Following the ACCC’s recent Digital Platforms Inquiry, Australia’s radio industry body Commercial Radio Australia has urged the government to swiftly adopt reforms.
As AdNews reports, the government responded to the inquiry by recognising a need for reform with regards to platforms like Google and Facebook to address the impact they have on Aussie business and journalism.
“Google and Facebook have grown to have almost unfettered market power with significant impacts on consumers that must be addressed,” said ACCC chair Rod Sims.
CRA chief executive Joan Warner welcomed the Government’s response that it intends to review the way the media is regulated in Australia.
“The Government has responded within their stated time frame, which is an encouraging sign of how seriously they are taking these issues and their intent to bring about change,” said Warner.

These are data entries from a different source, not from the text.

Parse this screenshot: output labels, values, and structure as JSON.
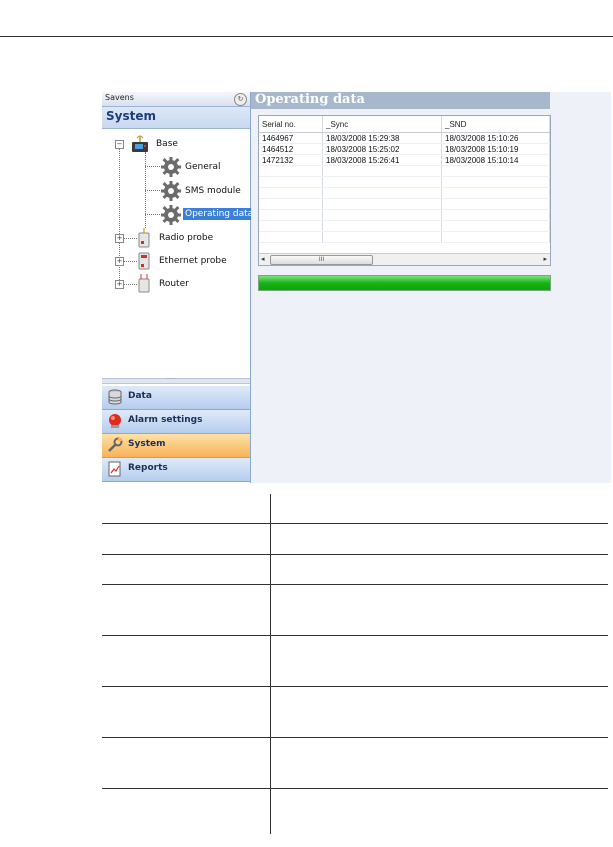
{
  "app": {
    "navigator_title": "Savens",
    "section_title": "System",
    "tree": {
      "root": "Base",
      "children": [
        "General",
        "SMS module",
        "Operating data"
      ],
      "siblings": [
        "Radio probe",
        "Ethernet probe",
        "Router"
      ],
      "selected": "Operating data"
    },
    "nav_buttons": [
      {
        "label": "Data",
        "icon": "database-icon"
      },
      {
        "label": "Alarm settings",
        "icon": "alarm-icon"
      },
      {
        "label": "System",
        "icon": "wrench-icon",
        "active": true
      },
      {
        "label": "Reports",
        "icon": "report-icon"
      }
    ],
    "content_title": "Operating data",
    "grid": {
      "columns": [
        "Serial no.",
        "_Sync",
        "_SND"
      ],
      "rows": [
        [
          "1464967",
          "18/03/2008 15:29:38",
          "18/03/2008 15:10:26"
        ],
        [
          "1464512",
          "18/03/2008 15:25:02",
          "18/03/2008 15:10:19"
        ],
        [
          "1472132",
          "18/03/2008 15:26:41",
          "18/03/2008 15:10:14"
        ]
      ],
      "scroll_thumb_glyph": "III"
    },
    "progress_percent": 100,
    "colors": {
      "accent": "#3c7fd9",
      "active_nav": "#f8b257",
      "progress": "#16b316",
      "header_band": "#a8b8cc"
    }
  }
}
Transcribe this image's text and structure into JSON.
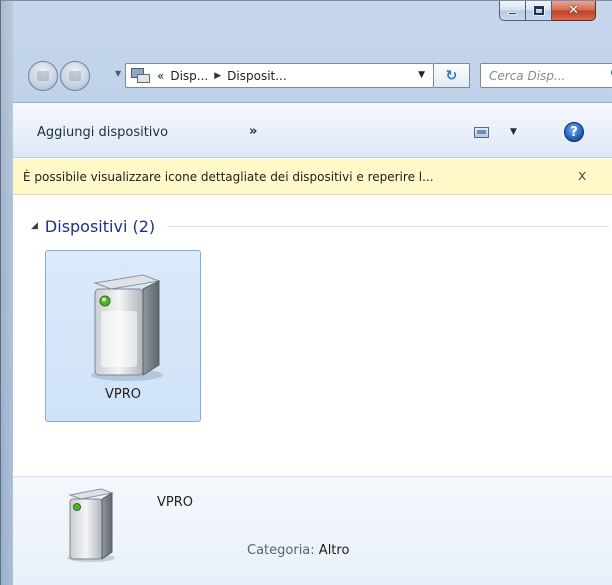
{
  "window": {
    "caption_buttons": [
      "minimize",
      "maximize",
      "close"
    ]
  },
  "address": {
    "breadcrumb_prefix": "«",
    "crumbs": [
      "Disp...",
      "Disposit..."
    ],
    "search_placeholder": "Cerca Disp..."
  },
  "toolbar": {
    "add_device_label": "Aggiungi dispositivo",
    "more_label": "»",
    "help_label": "?"
  },
  "infobar": {
    "text": "È possibile visualizzare icone dettagliate dei dispositivi e reperire l...",
    "close_label": "x"
  },
  "group": {
    "title": "Dispositivi (2)"
  },
  "devices": [
    {
      "name": "VPRO",
      "icon": "storage-device-icon",
      "selected": true
    }
  ],
  "details": {
    "name": "VPRO",
    "category_label": "Categoria:",
    "category_value": "Altro"
  },
  "colors": {
    "accent_blue": "#1e3287",
    "selection_bg": "#cfe2f8",
    "infobar_bg": "#fff8c8",
    "status_led": "#6fd23c"
  }
}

CRA reiterated the belief that commercial radio is overregulated. Warner said she hoped that a review of local content requirements and associated compliance, as it remains a burden on local radio stations.

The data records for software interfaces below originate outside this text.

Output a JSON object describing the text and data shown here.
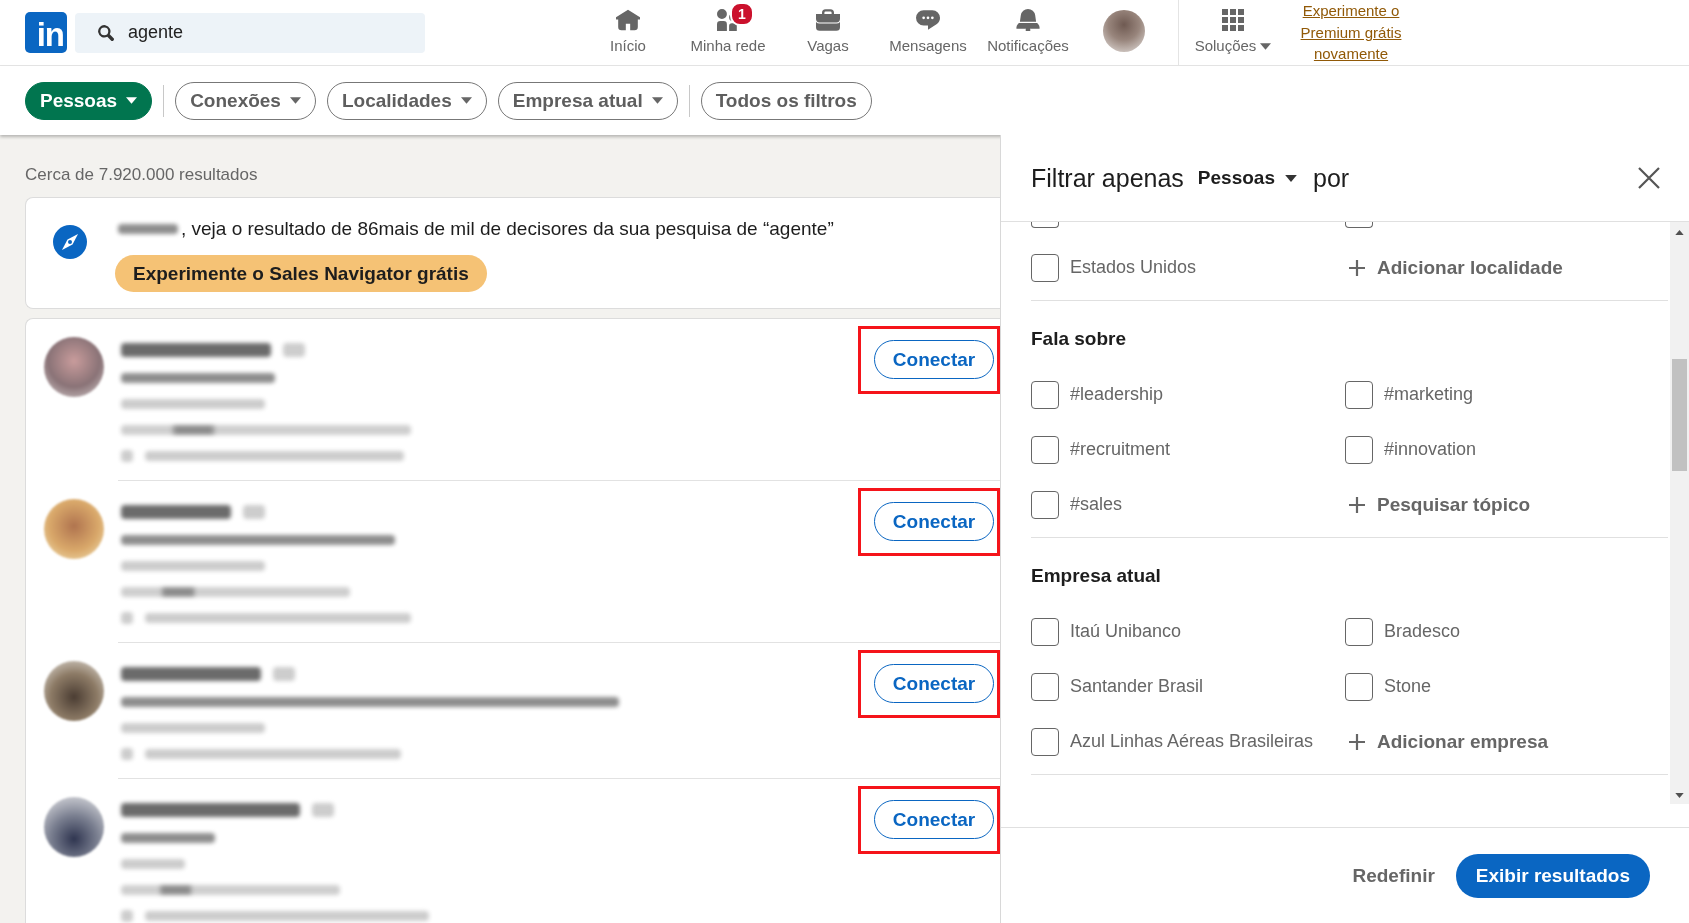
{
  "header": {
    "logo": "in",
    "search": {
      "value": "agente"
    },
    "nav_items": [
      {
        "label": "Início"
      },
      {
        "label": "Minha rede",
        "badge": "1"
      },
      {
        "label": "Vagas"
      },
      {
        "label": "Mensagens"
      },
      {
        "label": "Notificações"
      }
    ],
    "solutions": "Soluções",
    "premium_link": "Experimente o Premium grátis novamente"
  },
  "filter_bar": [
    {
      "kind": "type",
      "label": "Pessoas",
      "selected": true
    },
    {
      "kind": "filter",
      "label": "Conexões",
      "selected": false
    },
    {
      "kind": "filter",
      "label": "Localidades",
      "selected": false
    },
    {
      "kind": "filter",
      "label": "Empresa atual",
      "selected": false
    },
    {
      "kind": "all_filters",
      "label": "Todos os filtros",
      "selected": false
    }
  ],
  "results_count": "Cerca de 7.920.000 resultados",
  "promo": {
    "message": ", veja o resultado de 86mais de mil de decisores da sua pesquisa de “agente”",
    "button": "Experimente o Sales Navigator grátis"
  },
  "results": [
    {
      "action": "Conectar",
      "highlighted": true
    },
    {
      "action": "Conectar",
      "highlighted": true
    },
    {
      "action": "Conectar",
      "highlighted": true
    },
    {
      "action": "Conectar",
      "highlighted": true
    }
  ],
  "filter_panel": {
    "title": "Filtrar apenas",
    "type_select": "Pessoas",
    "title_suffix": "por",
    "sections": [
      {
        "options": [
          {
            "kind": "checkbox",
            "checked": false
          },
          {
            "kind": "checkbox",
            "checked": false
          },
          {
            "kind": "checkbox",
            "label": "Estados Unidos",
            "checked": false
          },
          {
            "kind": "add",
            "label": "Adicionar localidade"
          }
        ]
      },
      {
        "heading": "Fala sobre",
        "options": [
          {
            "kind": "checkbox",
            "label": "#leadership",
            "checked": false
          },
          {
            "kind": "checkbox",
            "label": "#marketing",
            "checked": false
          },
          {
            "kind": "checkbox",
            "label": "#recruitment",
            "checked": false
          },
          {
            "kind": "checkbox",
            "label": "#innovation",
            "checked": false
          },
          {
            "kind": "checkbox",
            "label": "#sales",
            "checked": false
          },
          {
            "kind": "add",
            "label": "Pesquisar tópico"
          }
        ]
      },
      {
        "heading": "Empresa atual",
        "options": [
          {
            "kind": "checkbox",
            "label": "Itaú Unibanco",
            "checked": false
          },
          {
            "kind": "checkbox",
            "label": "Bradesco",
            "checked": false
          },
          {
            "kind": "checkbox",
            "label": "Santander Brasil",
            "checked": false
          },
          {
            "kind": "checkbox",
            "label": "Stone",
            "checked": false
          },
          {
            "kind": "checkbox",
            "label": "Azul Linhas Aéreas Brasileiras",
            "checked": false
          },
          {
            "kind": "add",
            "label": "Adicionar empresa"
          }
        ]
      }
    ],
    "reset": "Redefinir",
    "apply": "Exibir resultados"
  }
}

“The industry is very pleased there will be concrete moves towards harmonisation of media regulation, as commercial radio remains one of the most overregulated platforms in the media and communications sector,” she said.
“We hope the “phased” approach does not mean we have to wait years for effective change nor will have to go through another round of inquiries and submission writing.”
“We also note the Government has specifically stated it will review Australian and children’s content requirements for free-to-air television services.
“We assume that the heavy local content requirements and associated compliance burden on local radio stations will also be part of any such review in the light of the Government’s stated wish to have a more harmonious and fair media regulation framework that can be applied across digital and traditional media.”
CRA also said it looks forward to the development of a practical and workable voluntary codes to address the “power imbalance”.